His father carried farmers and their cattle over the river Maas, especially on market days, hence the name market skipper. Because of the great care with which he handled his cargo he was nicknamed “Sorgh”, which means care. Our painter also adopted this surname and also became “marktschipper” to Dordrecht from the middle of the 1630s (circa 1633-1636) until his death in 1670. In his later life it must largely have been a ceremonial post, as his artistic career flourished.
Sorgh was well-connected and got several appointments to civic offices in Rotterdam: in 1657 he was appointed as bread weigher, two years later as fire deputy.
In 1669, the year before his death, he became head (“hoofdman”) of the Painters’ Guild of Rotterdam, where he had become a Master in the year 1636/37.
In 1633 Sorgh married the daughter of a rich merchant from Delfshaven, near Rotterdam. A pair of portraits in the collection of the Duke of Westminster were traditionally thought to represent Sorgh and his wife Adriaantje Hollaer and until very recently they were said to have been painted by Rembrandt. Both portraits have indeed a fake Rembrandt signature. Now they are being seen as early portraits by Carel Fabritius, painted circa 1642, shortly after he joined Rembrandt’s workshop.
Sorgh was, according to Arnold Houbraken (1660 – 1719), who published in 1718 his famous “De groote schouburgh der Nederlantsche konstschilders en schilderessen”, a biography of all important Dutch painters, a pupil of Willem Pietersz. Buytewech and of David Teniers. There seems to have been a family link between Sorgh and both his masters.
As so often with Houbraken it is difficult to evaluate the value of his remarks:
- Buytewech (Rotterdam 1591/92 – 1624 Rotterdam) was indeed active in Rotterdam, but he died when Sorgh was 13 or 14 years old, so maybe he just gave him some basic lessons.
- As to Teniers, Houbraken did not specify if he meant David I (Antwerp 15825 – 1649 Antwerp) or his famous son David II (Antwerp 1610 – 1690 Brussels). One can not detect any influence of David I in the artistic production of Sorgh.

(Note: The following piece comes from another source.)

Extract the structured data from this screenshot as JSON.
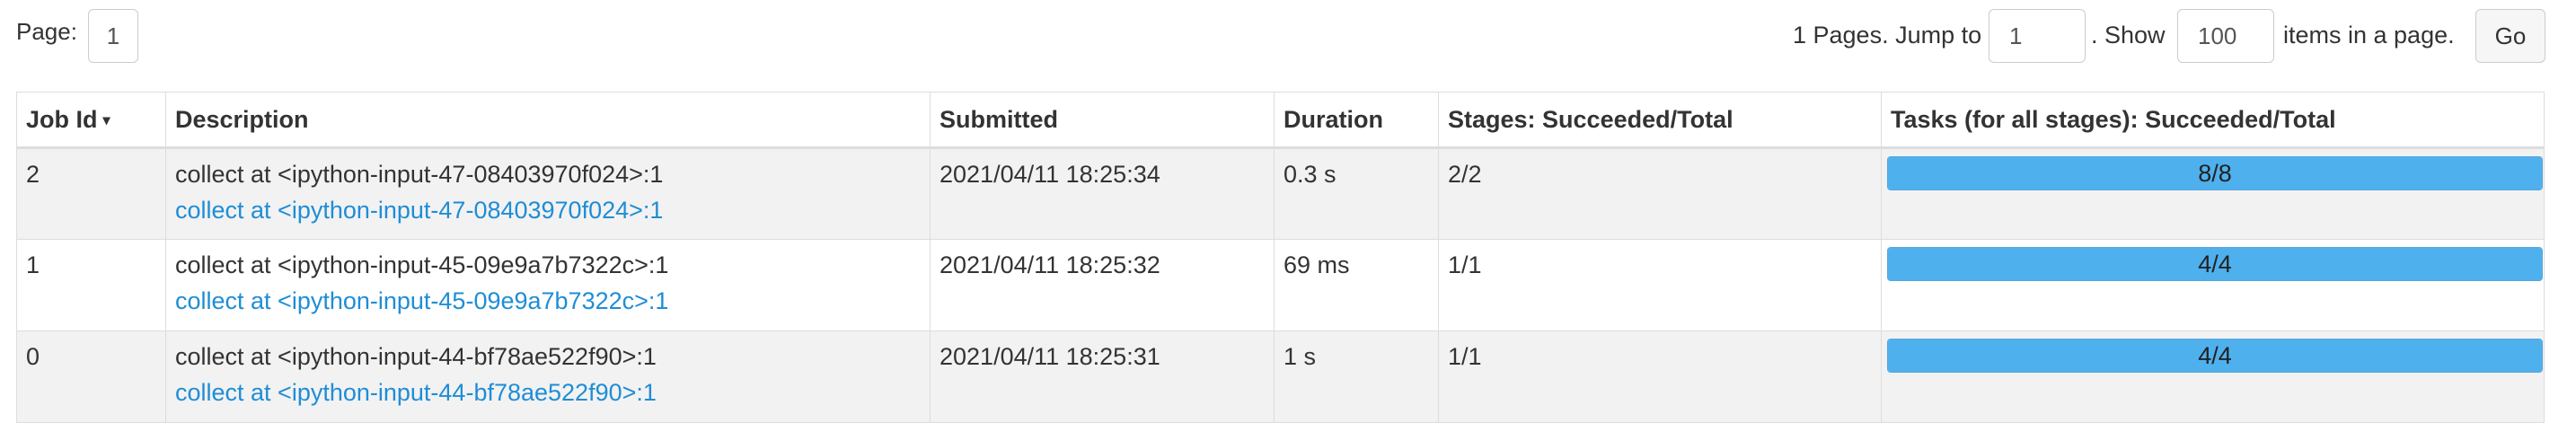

As to David II he had the same age as Sorgh. Maybe Houbraken meant that our painter was, just like the other Rotterdam genre scene specialists Pieter de Bloot (1601 – 1658), Cornelis Saftleven (1607 – 1681) and his younger brother Herman Saftleven (1609 – 1685), strongly influenced by David Teniers the Younger.
Sorgh’s early works, stable interiors with still lifes were influenced by Herman and Cornelis Saftleven, who were then active in Rotterdam.
Most of Sorgh’s tavern scenes date from the 1640s. From the early 1650s he painted outdoor market scenes on the quaysides of Rotterdam, small-scale portraits and marine pictures.
Sorgh was the master of his brother-in-law, Crijn Hendricksz. Volmarijn, and of Abraham Diepraam.
About our painting
On the table we see at left a brazier of earthenware clay with glowing embers from which one can ignite a pipe. Between the brazier and the pewter jug lies an opened paper packet of tobacco.
The first Europeans who came into contact with tobacco were Columbus and his men who met Indians in Cuba who were smoking a pipe of dried leaves of the tobacco plant. Tobacco was first introduced in Europe for medicinal reasons, but rapidly became a pleasure commodity. Circa 1610 it was already cultivated in Holland, although most tobacco was still imported from the West-Indies, Venezuela, Northern Brazil and Virginia. Amsterdam rapidly became its main continental market.
White clay tobacco pipes with long slender stems made in Gouda became world famous. In fact the longer the stem, the classier the smoker. The clay used in Gouda was imported from the regions of Cologne or Maastricht, sometimes even from England.
Why should you buy this painting?
Because it is such a nice small painting.